  • Small business confidence is at all-time highs
  • Manufacturing and non-manufacturing surveys are at their best levels for some time (cycle highs)

 

Leading Indicators

The Conference Board’s Index of Leading Indicators, an index of 10 components that includes the likes of the ISM New Order Index, building permits, stock prices, and the Treasury yield curve.

The Conference Board’s Index is supportive of ongoing economic activity in the US.

 

Yield Curve

The shape of the yield curve, which is normally upward sloping, meaning longer term interest rates are higher than short term interest rates, has come in for close attention over the last six months. I wrote a about the prospect of a negative yield curve earlier in the year.

An inverted yield curve, where shorter term interest rates (e.g. 2 years) are higher than longer term interest rates (e.g. 10 years) has a pretty good record in predicting a recession, in 18 months’ time on average.

With the recent rise of longer dated interest rates the prospect of an inverted yield curve now looks less likely.

Albeit, with the US Federal Reserve is likely to raise short term interest rates again this year and another 3-4 times next year the shape of the yield curve requires on going monitoring.

Having said that, an inverted yield curve alone is not sufficient as a predictor of economic recession and needs to be considered in conjunction with a number of other factors.

 

Brandywine conclude, “what does a review of some well-known recession indicators tell us about the current—and future—state of the U.S. expansion? The information provided by the indicators is mixed, but favors the continuation of the current expansion. The leading indicators are telling us the economy should continue to expand well into next year—at least.”

In favour of ongoing economic expansion is low unemployment, rising wages, simulative financial conditions (e.g. low interest rates are supportive of ongoing growth, as are high equity prices), high savings rate of consumer and their low levels of debt. Lastly government spending and solid corporate profitability is supportive of economic activity over the medium term.

As a word of caution, ongoing US – China trade dispute could derail global growth. Other factors to consider are higher interest rates in combination with a higher oil price.

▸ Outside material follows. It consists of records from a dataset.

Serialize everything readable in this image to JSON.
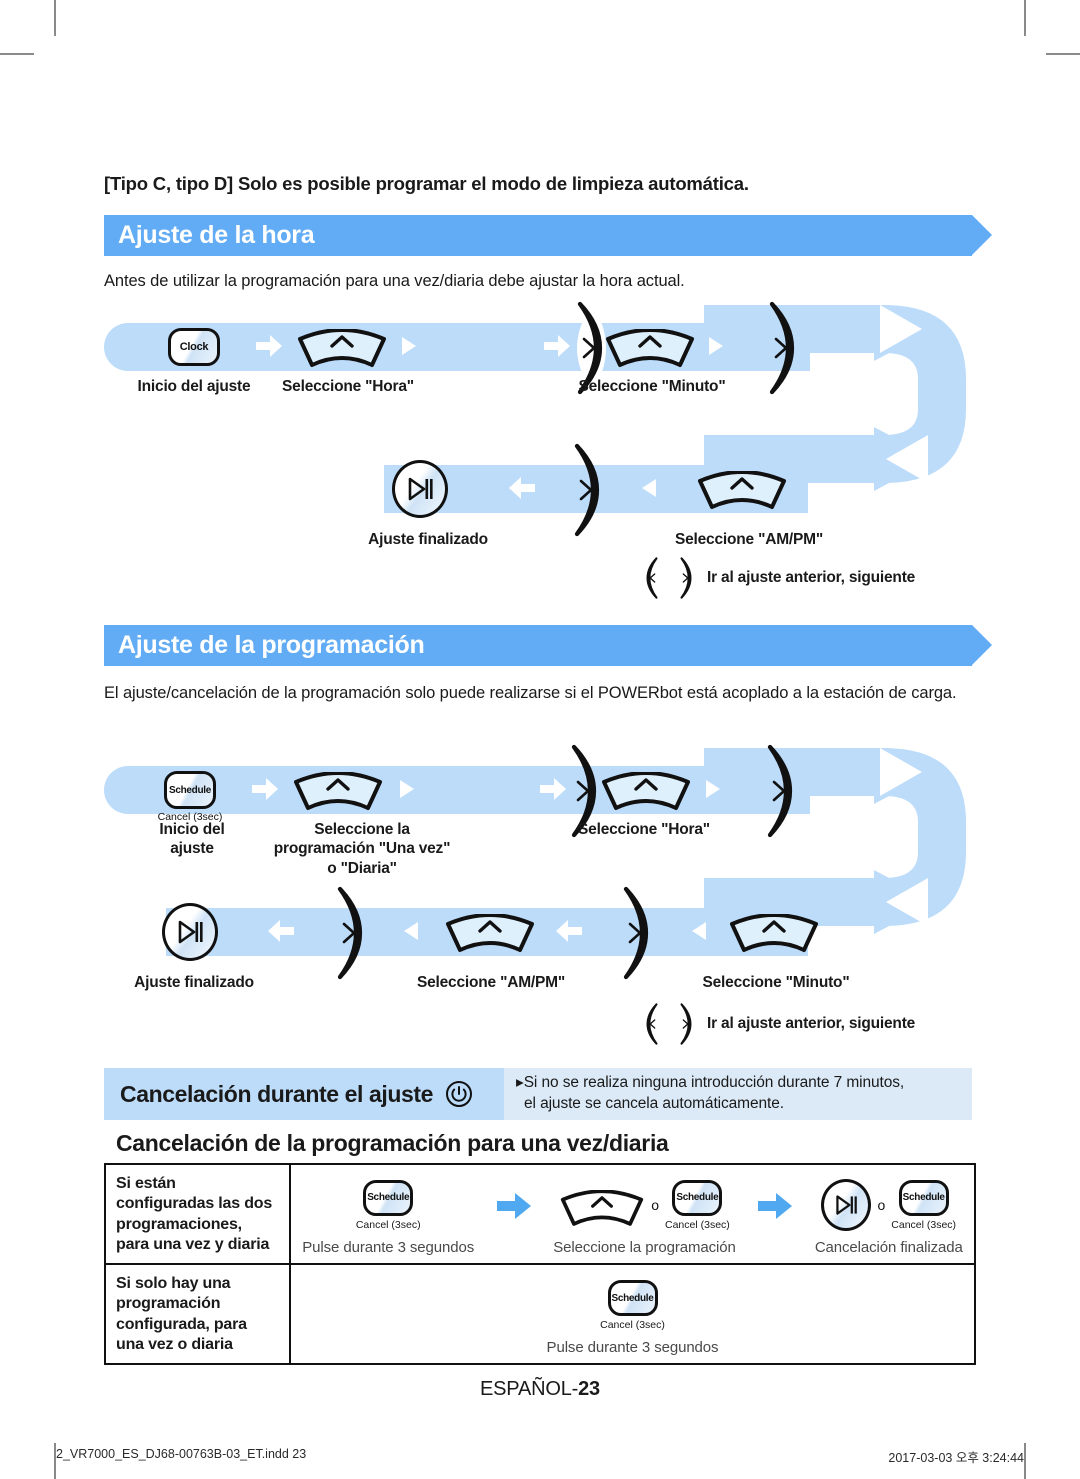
{
  "intro_note": "[Tipo C, tipo D] Solo es posible programar el modo de limpieza automática.",
  "section_clock": {
    "title": "Ajuste de la hora",
    "desc": "Antes de utilizar la programación para una vez/diaria debe ajustar la hora actual.",
    "row1": {
      "btn_clock": "Clock",
      "labels": [
        "Inicio del ajuste",
        "Seleccione \"Hora\"",
        "Seleccione \"Minuto\""
      ]
    },
    "row2": {
      "labels": [
        "Ajuste finalizado",
        "Seleccione \"AM/PM\""
      ]
    },
    "legend": "Ir al ajuste anterior, siguiente"
  },
  "section_schedule": {
    "title": "Ajuste de la programación",
    "desc": "El ajuste/cancelación de la programación solo puede realizarse si el POWERbot está acoplado a la estación de carga.",
    "row1": {
      "btn_schedule": "Schedule",
      "btn_schedule_sub": "Cancel (3sec)",
      "label_start_l1": "Inicio del",
      "label_start_l2": "ajuste",
      "label_select_l1": "Seleccione la",
      "label_select_l2": "programación \"Una vez\"",
      "label_select_l3": "o \"Diaria\"",
      "label_hour": "Seleccione \"Hora\""
    },
    "row2": {
      "label_done": "Ajuste finalizado",
      "label_ampm": "Seleccione \"AM/PM\"",
      "label_minute": "Seleccione \"Minuto\""
    },
    "legend": "Ir al ajuste anterior, siguiente"
  },
  "cancel_strip": {
    "title": "Cancelación durante el ajuste",
    "icon": "power-icon",
    "note_line1": "Si no se realiza ninguna introducción durante 7 minutos,",
    "note_line2": "el ajuste se cancela automáticamente."
  },
  "cancel_table": {
    "subtitle": "Cancelación de la programación para una vez/diaria",
    "rows": [
      {
        "head_lines": [
          "Si están",
          "configuradas las dos",
          "programaciones,",
          "para una vez y diaria"
        ],
        "steps": [
          {
            "caption": "Pulse durante 3 segundos",
            "btn": "Schedule",
            "btn_sub": "Cancel (3sec)",
            "or": ""
          },
          {
            "caption": "Seleccione la programación",
            "btn": "Schedule",
            "btn_sub": "Cancel (3sec)",
            "or": "o"
          },
          {
            "caption": "Cancelación finalizada",
            "btn": "Schedule",
            "btn_sub": "Cancel (3sec)",
            "or": "o"
          }
        ]
      },
      {
        "head_lines": [
          "Si solo hay una",
          "programación",
          "configurada, para",
          "una vez o diaria"
        ],
        "steps": [
          {
            "caption": "Pulse durante 3 segundos",
            "btn": "Schedule",
            "btn_sub": "Cancel (3sec)",
            "or": ""
          }
        ]
      }
    ]
  },
  "page_footer": {
    "page_label": "ESPAÑOL-",
    "page_number": "23",
    "file_name": "2_VR7000_ES_DJ68-00763B-03_ET.indd   23",
    "timestamp": "2017-03-03   오후 3:24:44"
  },
  "colors": {
    "band": "#BCDCFA",
    "header": "#62ACF5",
    "note": "#DCEAF8",
    "blue_arrow": "#4FA8F0"
  }
}
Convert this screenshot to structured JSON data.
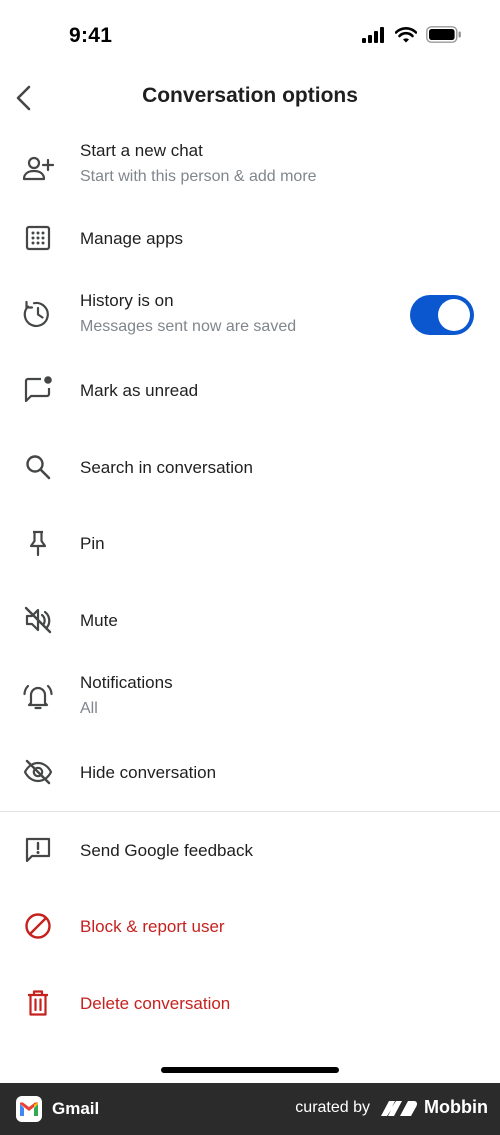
{
  "status_bar": {
    "time": "9:41"
  },
  "header": {
    "title": "Conversation options",
    "back_icon": "chevron-left-icon"
  },
  "colors": {
    "accent": "#0b57d0",
    "danger": "#c5221f",
    "secondary_text": "#80868b"
  },
  "menu": {
    "start_chat": {
      "label": "Start a new chat",
      "subtitle": "Start with this person & add more",
      "icon": "person-add-icon"
    },
    "manage_apps": {
      "label": "Manage apps",
      "icon": "apps-grid-icon"
    },
    "history": {
      "label": "History is on",
      "subtitle": "Messages sent now are saved",
      "icon": "history-icon",
      "toggle_on": true
    },
    "mark_unread": {
      "label": "Mark as unread",
      "icon": "mark-unread-icon"
    },
    "search": {
      "label": "Search in conversation",
      "icon": "search-icon"
    },
    "pin": {
      "label": "Pin",
      "icon": "pin-icon"
    },
    "mute": {
      "label": "Mute",
      "icon": "mute-icon"
    },
    "notifications": {
      "label": "Notifications",
      "subtitle": "All",
      "icon": "bell-ringing-icon"
    },
    "hide": {
      "label": "Hide conversation",
      "icon": "eye-off-icon"
    },
    "feedback": {
      "label": "Send Google feedback",
      "icon": "feedback-icon"
    },
    "block": {
      "label": "Block & report user",
      "icon": "block-icon"
    },
    "delete": {
      "label": "Delete conversation",
      "icon": "trash-icon"
    }
  },
  "footer": {
    "app_name": "Gmail",
    "curated_by": "curated by",
    "brand": "Mobbin"
  }
}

Noting, Equity markets generally don’t contract until interest rates have gone into restrictive territory. This also appears some time away but is a key factor to monitor.

Lastly, a combination of higher oil prices and higher interest rates is negative for economic growth.

 

I have used on average a lot in this Post, just remember: “A stream may have an average depth of five feet, but a traveler wading through it will not make it to the other side if its mid-point is 10 feet deep. Similarly, an overly volatile investing strategy may sink an investor before she gets to reap its anticipated rewards.”

 Happy investing.

 

Global Investment Ideas from New Zealand. Building more Robust Investment Portfolios.

 

Please see my Disclosure Statement